Studying engineering

In first term 1961, when classes were first taught at the new Monash University, there were 23 students enrolled in the Bachelor of Engineering course. All of them were male. For the first year, while lecture theatres and offices were constructed around them, these students undertook what was known as a common first year, attending lectures, tutorials and laboratory classes alongside their first year Bachelor of Science peers. Specific engineering studies began in second year. By the time these early engineering students had graduated – and many of them in this first cohort did not – they had each specialised in a particular branch of engineering.

The experiences of this first group of students were vastly different from the experiences of students today. While the demanding course load and rigorous academic standards remain, the courses have developed considerably over the years.
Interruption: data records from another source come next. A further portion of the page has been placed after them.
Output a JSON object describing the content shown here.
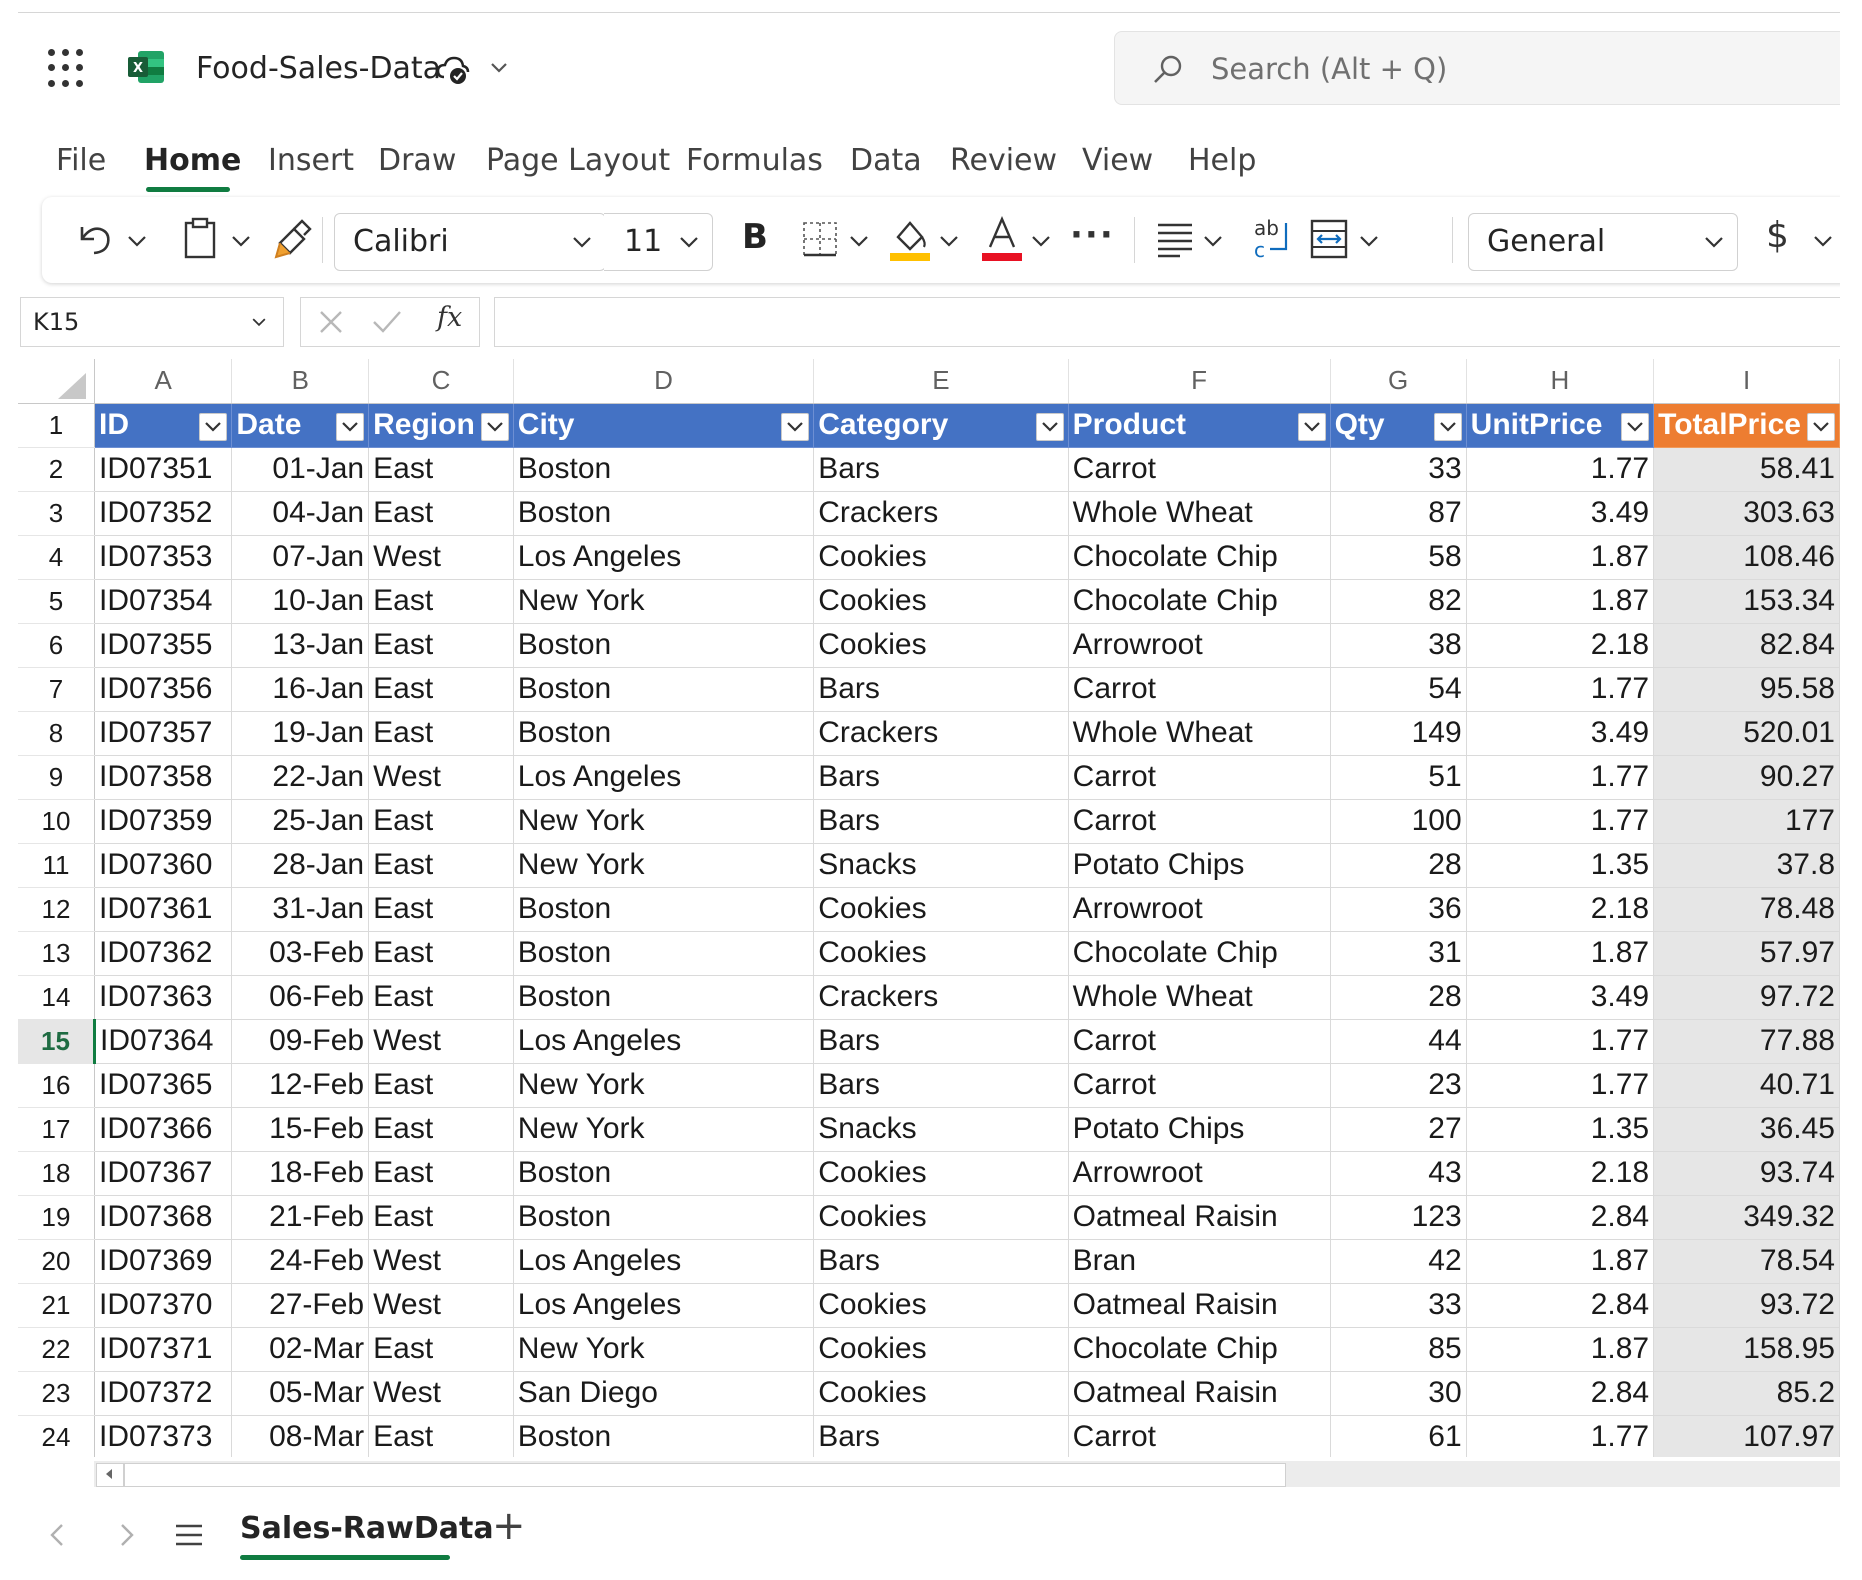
{
  "app": {
    "document_title": "Food-Sales-Data",
    "search_placeholder": "Search (Alt + Q)"
  },
  "ribbon_tabs": [
    "File",
    "Home",
    "Insert",
    "Draw",
    "Page Layout",
    "Formulas",
    "Data",
    "Review",
    "View",
    "Help"
  ],
  "active_tab": "Home",
  "toolbar": {
    "font_name": "Calibri",
    "font_size": "11",
    "bold_label": "B",
    "number_format": "General",
    "currency_label": "$",
    "more_label": "···",
    "font_color_hex": "#e81123",
    "fill_color_hex": "#ffc000"
  },
  "formula_bar": {
    "name_box": "K15",
    "fx_label": "fx",
    "formula_value": ""
  },
  "column_letters": [
    "A",
    "B",
    "C",
    "D",
    "E",
    "F",
    "G",
    "H",
    "I"
  ],
  "table": {
    "header_color": "#4472c4",
    "selected_header_color": "#ed7d31",
    "headers": [
      "ID",
      "Date",
      "Region",
      "City",
      "Category",
      "Product",
      "Qty",
      "UnitPrice",
      "TotalPrice"
    ],
    "rows": [
      [
        "2",
        "ID07351",
        "01-Jan",
        "East",
        "Boston",
        "Bars",
        "Carrot",
        "33",
        "1.77",
        "58.41"
      ],
      [
        "3",
        "ID07352",
        "04-Jan",
        "East",
        "Boston",
        "Crackers",
        "Whole Wheat",
        "87",
        "3.49",
        "303.63"
      ],
      [
        "4",
        "ID07353",
        "07-Jan",
        "West",
        "Los Angeles",
        "Cookies",
        "Chocolate Chip",
        "58",
        "1.87",
        "108.46"
      ],
      [
        "5",
        "ID07354",
        "10-Jan",
        "East",
        "New York",
        "Cookies",
        "Chocolate Chip",
        "82",
        "1.87",
        "153.34"
      ],
      [
        "6",
        "ID07355",
        "13-Jan",
        "East",
        "Boston",
        "Cookies",
        "Arrowroot",
        "38",
        "2.18",
        "82.84"
      ],
      [
        "7",
        "ID07356",
        "16-Jan",
        "East",
        "Boston",
        "Bars",
        "Carrot",
        "54",
        "1.77",
        "95.58"
      ],
      [
        "8",
        "ID07357",
        "19-Jan",
        "East",
        "Boston",
        "Crackers",
        "Whole Wheat",
        "149",
        "3.49",
        "520.01"
      ],
      [
        "9",
        "ID07358",
        "22-Jan",
        "West",
        "Los Angeles",
        "Bars",
        "Carrot",
        "51",
        "1.77",
        "90.27"
      ],
      [
        "10",
        "ID07359",
        "25-Jan",
        "East",
        "New York",
        "Bars",
        "Carrot",
        "100",
        "1.77",
        "177"
      ],
      [
        "11",
        "ID07360",
        "28-Jan",
        "East",
        "New York",
        "Snacks",
        "Potato Chips",
        "28",
        "1.35",
        "37.8"
      ],
      [
        "12",
        "ID07361",
        "31-Jan",
        "East",
        "Boston",
        "Cookies",
        "Arrowroot",
        "36",
        "2.18",
        "78.48"
      ],
      [
        "13",
        "ID07362",
        "03-Feb",
        "East",
        "Boston",
        "Cookies",
        "Chocolate Chip",
        "31",
        "1.87",
        "57.97"
      ],
      [
        "14",
        "ID07363",
        "06-Feb",
        "East",
        "Boston",
        "Crackers",
        "Whole Wheat",
        "28",
        "3.49",
        "97.72"
      ],
      [
        "15",
        "ID07364",
        "09-Feb",
        "West",
        "Los Angeles",
        "Bars",
        "Carrot",
        "44",
        "1.77",
        "77.88"
      ],
      [
        "16",
        "ID07365",
        "12-Feb",
        "East",
        "New York",
        "Bars",
        "Carrot",
        "23",
        "1.77",
        "40.71"
      ],
      [
        "17",
        "ID07366",
        "15-Feb",
        "East",
        "New York",
        "Snacks",
        "Potato Chips",
        "27",
        "1.35",
        "36.45"
      ],
      [
        "18",
        "ID07367",
        "18-Feb",
        "East",
        "Boston",
        "Cookies",
        "Arrowroot",
        "43",
        "2.18",
        "93.74"
      ],
      [
        "19",
        "ID07368",
        "21-Feb",
        "East",
        "Boston",
        "Cookies",
        "Oatmeal Raisin",
        "123",
        "2.84",
        "349.32"
      ],
      [
        "20",
        "ID07369",
        "24-Feb",
        "West",
        "Los Angeles",
        "Bars",
        "Bran",
        "42",
        "1.87",
        "78.54"
      ],
      [
        "21",
        "ID07370",
        "27-Feb",
        "West",
        "Los Angeles",
        "Cookies",
        "Oatmeal Raisin",
        "33",
        "2.84",
        "93.72"
      ],
      [
        "22",
        "ID07371",
        "02-Mar",
        "East",
        "New York",
        "Cookies",
        "Chocolate Chip",
        "85",
        "1.87",
        "158.95"
      ],
      [
        "23",
        "ID07372",
        "05-Mar",
        "West",
        "San Diego",
        "Cookies",
        "Oatmeal Raisin",
        "30",
        "2.84",
        "85.2"
      ],
      [
        "24",
        "ID07373",
        "08-Mar",
        "East",
        "Boston",
        "Bars",
        "Carrot",
        "61",
        "1.77",
        "107.97"
      ]
    ],
    "selected_row": "15"
  },
  "sheet_tabs": {
    "active": "Sales-RawData",
    "add_label": "+"
  }
}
So too has the composition of the student body. It was not until 1964 that the first female students enrolled in Engineering. Gradually over the years, with much concerted effort from staff in the Faculty, these numbers began to increase. The number of international students also grew steadily over several decades. While there has always been a strong international student presence at Monash, the numbers have grown significantly in recent years.

Students themselves have contributed greatly to the Faculty of Engineering – to its character, its central identity, and to the exceptionally high regard in which it is held. Without its students, the Faculty of Engineering would not be as strong, diverse and rich as it is today.

(Updated Apr 3, 2011) Printed on: